If the provider reviews the Bright.md diagnosis and treatment and determines the patient requires synchronous time with a provider, the patient is referred either to a video visit, if a few more questions are needed for clarity, or an in-person visit, for those who need an exam or test.
Since Presbyterian Healthcare Services implemented Online Visits more than five years ago, it has grown from a new program to at least 20,000 visits per year. In 2020 alone, patients completed more than 35,000 online visits through Bright.md.
These visits replace what typically required 20 minutes of provider time with a visit that takes a provider two to five minutes, on average, to evaluate and treat.
“Presbyterian providers who use Bright.md enjoy it and say they trust it because of how thorough and consistent the clinical interview is,” Gonzales noted. “Even the best providers or assistants may vary in how they ask questions or forget to include certain details, but the technology never does.
“For patients, standard visits take about one to two hours out of their day, between travel, waiting rooms, intake and the provider visit,” she added. “But the average patient wait time to get care with an online visit is less than four minutes for Presbyterian patients. We also hear from patients that they love using Bright.md and we have the data to back that up.”
Almost half of patients who completed an online visit last year have used the technology before, and 96% of patients report they like their experience using the system, she said.
“The impact of the technology on our acute care system in New Mexico was significant as the ED and urgent care clinics both continue to see an increasing number of patients,” she said. “The addition of another 20,000 patients who use Bright.md would have created delays in care, increased stress on providers and staff, and increased costs of care.”
The technology is helping to triage low-acuity conditions with the right, low-cost level of care while saving time and resources in call centers, primary care, urgent care, ER and video visits, she added.
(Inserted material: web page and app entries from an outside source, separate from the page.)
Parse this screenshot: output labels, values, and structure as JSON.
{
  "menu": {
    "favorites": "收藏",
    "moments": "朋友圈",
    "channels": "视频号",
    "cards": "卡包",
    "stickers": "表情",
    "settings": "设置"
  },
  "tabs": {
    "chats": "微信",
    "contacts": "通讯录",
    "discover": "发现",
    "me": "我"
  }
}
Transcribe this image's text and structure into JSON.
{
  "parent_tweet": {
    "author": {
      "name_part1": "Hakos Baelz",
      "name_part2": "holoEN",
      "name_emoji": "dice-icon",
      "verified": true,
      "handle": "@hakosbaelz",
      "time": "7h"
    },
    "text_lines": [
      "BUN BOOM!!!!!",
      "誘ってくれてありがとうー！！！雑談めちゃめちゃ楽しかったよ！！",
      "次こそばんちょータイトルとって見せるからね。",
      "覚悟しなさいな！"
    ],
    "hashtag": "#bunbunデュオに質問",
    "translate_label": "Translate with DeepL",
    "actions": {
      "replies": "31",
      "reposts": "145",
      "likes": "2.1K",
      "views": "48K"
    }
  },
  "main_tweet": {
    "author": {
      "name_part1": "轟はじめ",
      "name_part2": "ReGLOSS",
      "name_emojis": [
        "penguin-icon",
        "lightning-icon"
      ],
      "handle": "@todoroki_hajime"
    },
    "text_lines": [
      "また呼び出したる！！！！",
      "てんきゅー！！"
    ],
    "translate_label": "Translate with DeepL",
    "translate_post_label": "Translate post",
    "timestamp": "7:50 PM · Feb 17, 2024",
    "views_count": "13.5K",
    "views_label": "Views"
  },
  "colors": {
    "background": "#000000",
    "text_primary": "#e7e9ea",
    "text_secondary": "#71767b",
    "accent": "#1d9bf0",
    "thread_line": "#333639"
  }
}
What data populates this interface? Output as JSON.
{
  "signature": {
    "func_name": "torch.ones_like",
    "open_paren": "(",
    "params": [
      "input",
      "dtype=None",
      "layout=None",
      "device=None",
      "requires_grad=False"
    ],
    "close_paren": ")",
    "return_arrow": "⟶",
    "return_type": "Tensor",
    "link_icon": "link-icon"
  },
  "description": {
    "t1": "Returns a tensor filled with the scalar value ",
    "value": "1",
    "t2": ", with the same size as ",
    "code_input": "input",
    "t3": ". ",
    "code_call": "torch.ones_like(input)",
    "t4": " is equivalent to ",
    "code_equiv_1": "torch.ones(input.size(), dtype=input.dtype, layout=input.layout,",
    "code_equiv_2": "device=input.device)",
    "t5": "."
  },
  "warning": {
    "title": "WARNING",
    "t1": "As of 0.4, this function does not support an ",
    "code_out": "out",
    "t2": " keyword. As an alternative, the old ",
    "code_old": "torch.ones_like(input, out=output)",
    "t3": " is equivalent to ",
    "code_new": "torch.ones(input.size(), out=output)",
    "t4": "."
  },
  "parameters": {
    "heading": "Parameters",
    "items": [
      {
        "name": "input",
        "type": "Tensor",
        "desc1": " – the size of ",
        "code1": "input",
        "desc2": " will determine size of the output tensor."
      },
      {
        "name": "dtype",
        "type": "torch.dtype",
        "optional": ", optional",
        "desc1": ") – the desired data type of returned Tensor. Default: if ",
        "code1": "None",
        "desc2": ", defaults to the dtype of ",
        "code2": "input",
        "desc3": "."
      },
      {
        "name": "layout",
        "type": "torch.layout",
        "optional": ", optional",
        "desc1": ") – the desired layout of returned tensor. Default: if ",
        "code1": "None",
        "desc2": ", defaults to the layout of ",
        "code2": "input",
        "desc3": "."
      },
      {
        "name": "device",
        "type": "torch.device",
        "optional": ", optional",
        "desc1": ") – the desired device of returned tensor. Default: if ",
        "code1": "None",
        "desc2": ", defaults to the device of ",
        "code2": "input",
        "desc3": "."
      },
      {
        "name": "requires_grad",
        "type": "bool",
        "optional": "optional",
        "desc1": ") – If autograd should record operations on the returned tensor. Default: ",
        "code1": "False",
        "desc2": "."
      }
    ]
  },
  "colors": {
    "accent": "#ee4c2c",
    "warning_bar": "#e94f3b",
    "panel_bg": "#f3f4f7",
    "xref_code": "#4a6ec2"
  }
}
In fact, 4% of Presbyterian patients who completed an online visit last year reported they would have gone to the ED had they not had access to the technology, resulting in significant cost savings, she said.
“An additional 11% of Presbyterian patients who used Bright.md would have ‘done nothing,’ so this is also easing patients to get care and treatment, rather than put off necessary care leading to more serious and chronic conditions,” she said.
ADVICE FOR OTHERS
“We have a few key learnings on asynchronous telehealth that other health systems can use when considering this technology,” Gonzales offered. “First, pick the appropriate provider group to use and deliver care using the solution. We’ve learned that ED providers tend to have a low comfort with uncertainty, and this format is difficult with that mindset.
“We use a dedicated set of providers, and other organizations have tried providers covering both clinic and asynchronous visits,” she continued. “While both can work, we achieve amazing response time compared to national averages using a dedicated set of providers who are responsible for treating patients using asynchronous tools.”
With the growth of telemedicine options, planning for integration is important in whatever system is present locally, she further advised.
“We anticipate the market will rapidly grow with freestanding, direct-to-consumer services as they can be delivered at relatively low cost and fulfill the expectations of patients for convenient, on-demand care,” she said.
“From the provider’s perspective, however, these services can pose great challenges as the patient’s full record is rarely used for medical decision making and the actions taken don’t make it back into the medical record for the PCP to review in an efficient way,” she concluded. “Striking that balance is key for an organization like Presbyterian that is fully integrated and cares for a large population of capitated patients.”